The transportation of the machine to its new home in Russia took place in November and December of 2011. The logistics required 280 containers and 20 specially adapted trucks for the two-day journey. After the civil work, which included the dismantling of two old paper machines, installation of PM7 started in May 2012.
Turbo-boosting and Future-proofing
To help establish the Kamenskaya mill as a world class packaging producer, Andritz added its own technology to turbo-boost the production line. The machine was built up to state-of-the-art by integrating current technology from Andritz with refurbished and upgraded sections from the old machine. “It was not just a matter of putting old and new together,” Eickhoff explains.
“The UPM machine contained equipment from Metso, Voith, Honeywell, and others,” explains Unger. “It was our challenge to integrate parts from these various suppliers with our own Andritz paper machine technology. But the result speaks for itself.”
In the press section, a PrimePress X shoe press was installed to obtain maximum dryness and improve sheet properties. More improvement in drying comes with an extension of the original dryer section, adding new and refurbished dryers, and installing a PrimeRun web stabilization system. Andritz also upgraded the winding diameter up to 2.7 m and automated the roll transportation and reel spool return.
There was also some future-proofing incorporated into the wire section of the machine. Since the SFT Group’s plan is to produce a two-ply liner, Andritz lengthened the dewatering area of the wire to allow for the addition of a top layer forming unit in the future.
The end result, according to Eickhoff, is a state-of-the-art system. “Not only the packaging paper machine itself, but the entire line,” he says. As part of the project, Andritz delivered
a new recycled fiber processing line with a capacity of 800 tonnes/dy of 20% mixed waste and 80% OCC. Andritz also installed a new machine approach system, including three-stage headbox screening, a save-all disc filter, and undermachine pulpers.
Commissioning of the machine began in March of this year, and the first paper was on the reel June 11, 2013.
“We are already influencing the Russian market”
Raisa Zaikova, executive director of the Kamenskaya Paper Mill, says: “This was a very big project for us, but it was one of the biggest of its kind for Andritz as well. In terms of the timeline, we are completely delighted. We were told by a Finnish consultant that this project would take a minimum of three years. Together with Andritz, we completed it in 23 months. We are delighted with the quality, and so are our customers. We are not yet up to the design speed 1,050 m/min, but we know that Andritz will help us achieve that in the near future.”

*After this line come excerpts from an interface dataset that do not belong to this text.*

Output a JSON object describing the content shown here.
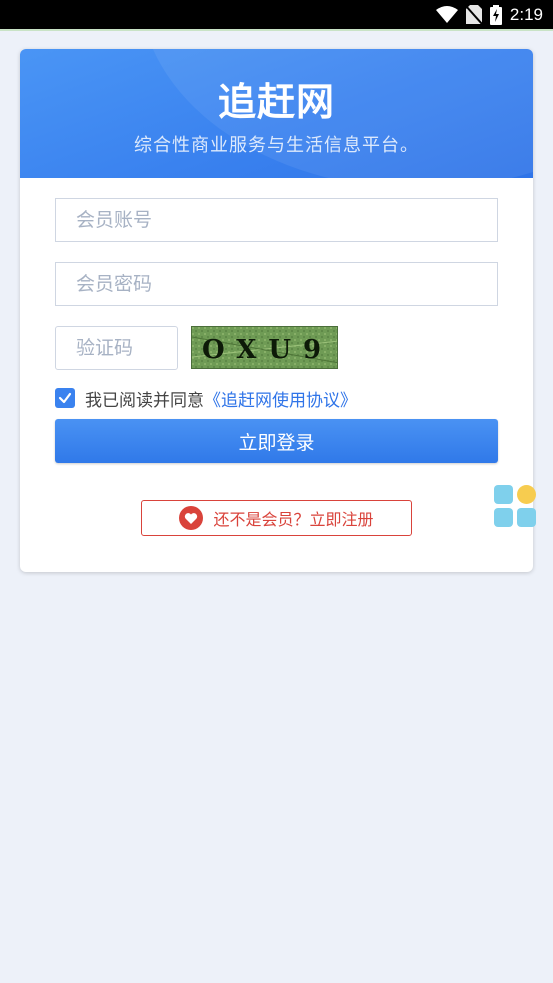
{
  "status_bar": {
    "time": "2:19",
    "icons": [
      "wifi-icon",
      "no-sim-icon",
      "battery-charging-icon"
    ]
  },
  "app": {
    "title": "追赶网",
    "subtitle": "综合性商业服务与生活信息平台。"
  },
  "form": {
    "account_placeholder": "会员账号",
    "password_placeholder": "会员密码",
    "captcha_placeholder": "验证码",
    "captcha_text": "OXU9",
    "agree_text": "我已阅读并同意",
    "agree_link": "《追赶网使用协议》",
    "agree_checked": true,
    "login_label": "立即登录",
    "register_label": "还不是会员？立即注册"
  },
  "colors": {
    "primary": "#3a82ef",
    "danger": "#d9433b",
    "background": "#edf1f9",
    "widget_blue": "#7fd0ec",
    "widget_yellow": "#f7cc4f"
  }
}
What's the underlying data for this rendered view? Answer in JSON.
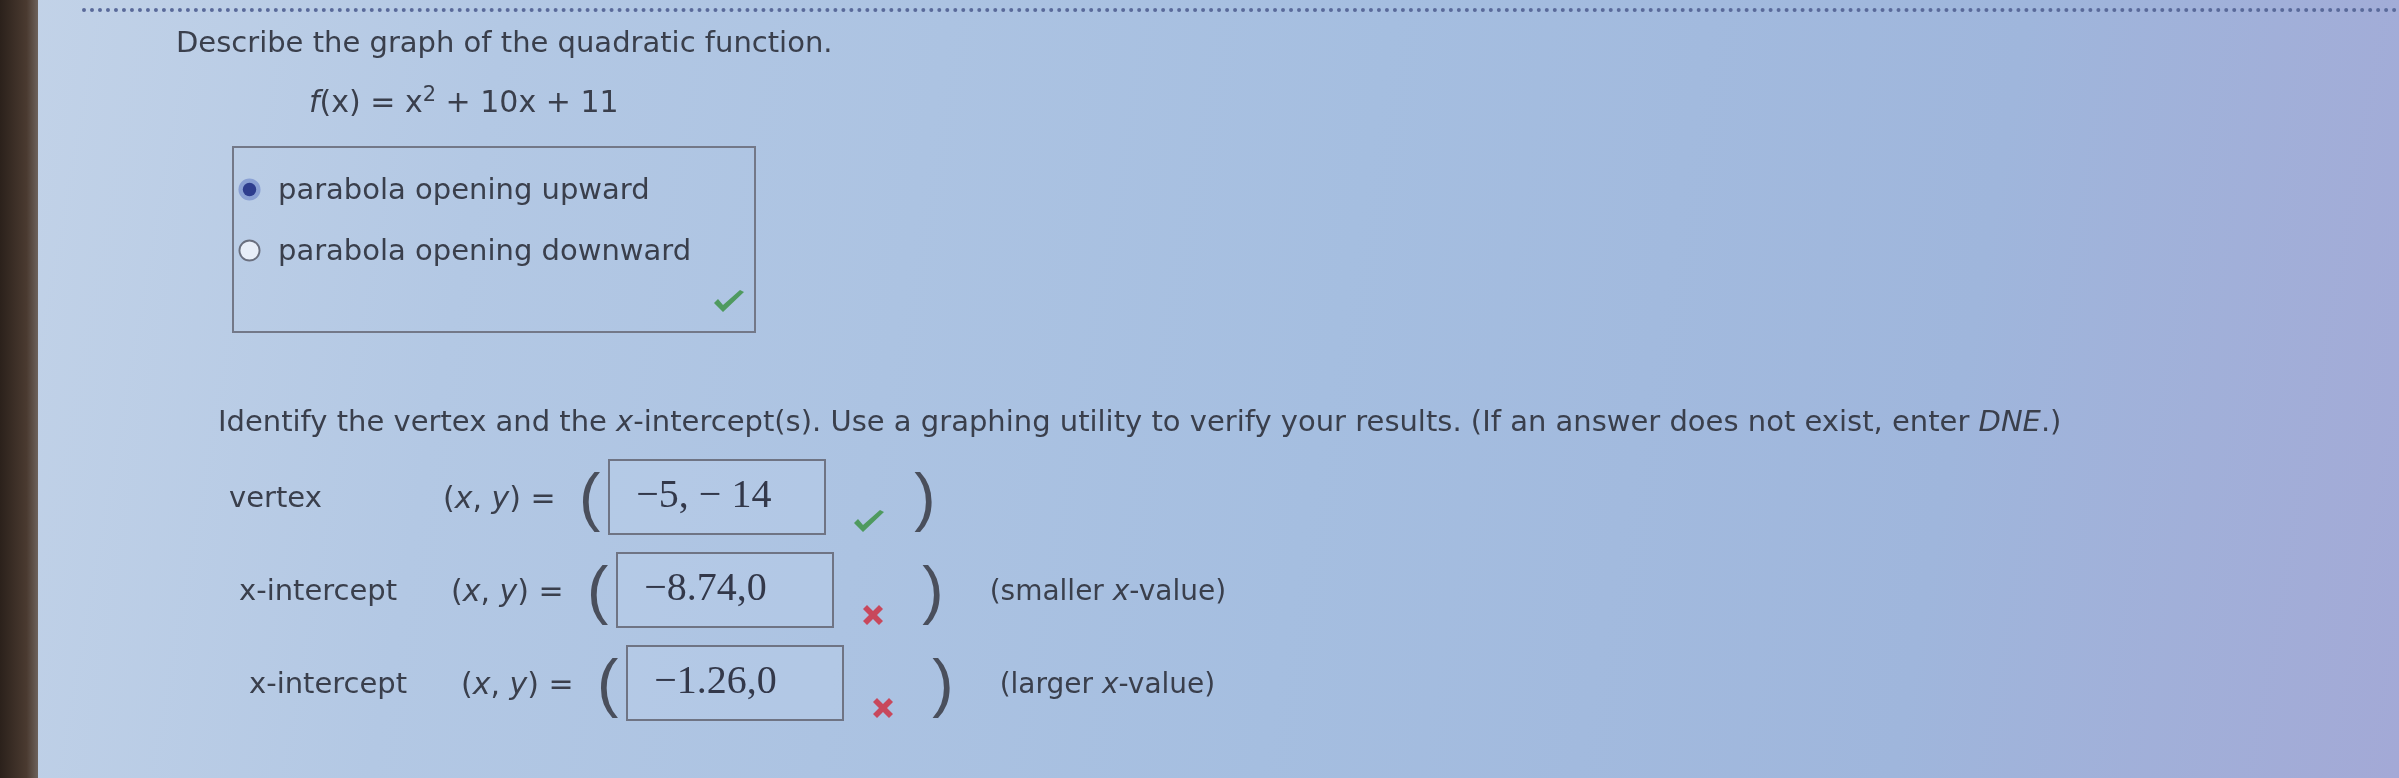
{
  "question": {
    "prompt": "Describe the graph of the quadratic function.",
    "function": "*f*(x) = x$^{2}$ + 10x + 11"
  },
  "choices": {
    "options": [
      {
        "label": "parabola opening upward",
        "selected": true
      },
      {
        "label": "parabola opening downward",
        "selected": false
      }
    ],
    "correct": true
  },
  "part_2": {
    "instructions": "Identify the vertex and the *x*-intercept(s). Use a graphing utility to verify your results. (If an answer does not exist, enter *DNE*.)",
    "rows": [
      {
        "label": "vertex",
        "coordinate_label": "(*x*, *y*) =",
        "open_paren": "(",
        "value": "−5, − 14",
        "close_paren": ")",
        "correct": true
      },
      {
        "label": "x-intercept",
        "coordinate_label": "(*x*, *y*) =",
        "open_paren": "(",
        "value": "−8.74,0",
        "close_paren": ")",
        "correct": false,
        "hint": "(smaller *x*-value)"
      },
      {
        "label": "x-intercept",
        "coordinate_label": "(*x*, *y*) =",
        "open_paren": "(",
        "value": "−1.26,0",
        "close_paren": ")",
        "correct": false,
        "hint": "(larger *x*-value)"
      }
    ]
  }
}
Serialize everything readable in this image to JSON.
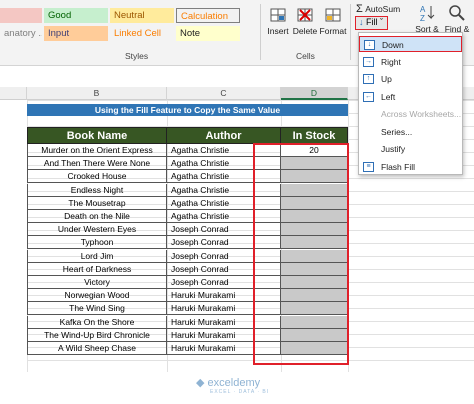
{
  "styles": {
    "label": "Styles",
    "cells": [
      {
        "text": "",
        "bg": "#f4c7c3",
        "color": "#9c0006"
      },
      {
        "text": "Good",
        "bg": "#c6efce",
        "color": "#006100"
      },
      {
        "text": "Neutral",
        "bg": "#ffeb9c",
        "color": "#9c5700"
      },
      {
        "text": "Calculation",
        "bg": "#f2f2f2",
        "color": "#fa7d00"
      },
      {
        "text": "anatory ...",
        "bg": "#f3f3f3",
        "color": "#7f7f7f"
      },
      {
        "text": "Input",
        "bg": "#ffcc99",
        "color": "#3f3f76"
      },
      {
        "text": "Linked Cell",
        "bg": "#f3f3f3",
        "color": "#fa7d00"
      },
      {
        "text": "Note",
        "bg": "#ffffcc",
        "color": "#222222"
      }
    ]
  },
  "cells_group": {
    "label": "Cells",
    "insert": "Insert",
    "delete": "Delete",
    "format": "Format"
  },
  "editing": {
    "autosum": "AutoSum",
    "fill": "Fill ˇ",
    "sort": "Sort &",
    "find": "Find &"
  },
  "fill_menu": {
    "items": [
      {
        "label": "Down",
        "icon": "↓",
        "disabled": false,
        "active": true
      },
      {
        "label": "Right",
        "icon": "→",
        "disabled": false,
        "active": false
      },
      {
        "label": "Up",
        "icon": "↑",
        "disabled": false,
        "active": false
      },
      {
        "label": "Left",
        "icon": "←",
        "disabled": false,
        "active": false
      },
      {
        "label": "Across Worksheets...",
        "icon": "",
        "disabled": true,
        "active": false
      },
      {
        "label": "Series...",
        "icon": "",
        "disabled": false,
        "active": false
      },
      {
        "label": "Justify",
        "icon": "",
        "disabled": false,
        "active": false
      },
      {
        "label": "Flash Fill",
        "icon": "≡",
        "disabled": false,
        "active": false
      }
    ]
  },
  "columns": {
    "b": "B",
    "c": "C",
    "d": "D"
  },
  "sheet": {
    "banner": "Using the Fill Feature to Copy the Same Value",
    "headers": {
      "book": "Book Name",
      "author": "Author",
      "stock": "In Stock"
    },
    "rows": [
      {
        "book": "Murder on the Orient Express",
        "author": "Agatha Christie",
        "stock": "20"
      },
      {
        "book": "And Then There Were None",
        "author": "Agatha Christie",
        "stock": ""
      },
      {
        "book": "Crooked House",
        "author": "Agatha Christie",
        "stock": ""
      },
      {
        "book": "Endless Night",
        "author": "Agatha Christie",
        "stock": ""
      },
      {
        "book": "The Mousetrap",
        "author": "Agatha Christie",
        "stock": ""
      },
      {
        "book": "Death on the Nile",
        "author": "Agatha Christie",
        "stock": ""
      },
      {
        "book": "Under Western Eyes",
        "author": "Joseph Conrad",
        "stock": ""
      },
      {
        "book": "Typhoon",
        "author": "Joseph Conrad",
        "stock": ""
      },
      {
        "book": "Lord Jim",
        "author": "Joseph Conrad",
        "stock": ""
      },
      {
        "book": "Heart of Darkness",
        "author": "Joseph Conrad",
        "stock": ""
      },
      {
        "book": "Victory",
        "author": "Joseph Conrad",
        "stock": ""
      },
      {
        "book": "Norwegian Wood",
        "author": "Haruki Murakami",
        "stock": ""
      },
      {
        "book": "The Wind Sing",
        "author": "Haruki Murakami",
        "stock": ""
      },
      {
        "book": "Kafka On the Shore",
        "author": "Haruki Murakami",
        "stock": ""
      },
      {
        "book": "The Wind-Up Bird Chronicle",
        "author": "Haruki Murakami",
        "stock": ""
      },
      {
        "book": "A Wild Sheep Chase",
        "author": "Haruki Murakami",
        "stock": ""
      }
    ]
  },
  "watermark": {
    "name": "exceldemy",
    "tagline": "EXCEL · DATA · BI"
  }
}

“Andritz Automation’s control systems have contributed to our quality improvement,” says Steinberg. “We can control the quality more easily. This is not only noticeable to our customers, but to our competitors as well. We are seeing signs that they want to follow us down this route, and already they are offering special deals. This project shows that the SFT Group is having a major influence on the market.”
Working Together – We Create the Future
Before this project, the Kamenskaya mill was rarely visited by others from around the world, and English was mostly unrecognized. Steinberg explains, “With Andritz involved, the many meetings about the project were a new arrangement for us. Andritz was patient with us, sharing their knowledge. We reached a common understanding. I can’t say that the team speaks English now, but they can communicate well with the assistance of Google Translator!”
“This was not just an equipment supply deal,” Unger remarks. “A true spirit of partnership was a common goal. Yes, it was full of challenges but both teams were committed and both shared a common vision.”
It seems the project can be summed up with the SFT Group’s own mission statement: “Working together – we create the future.”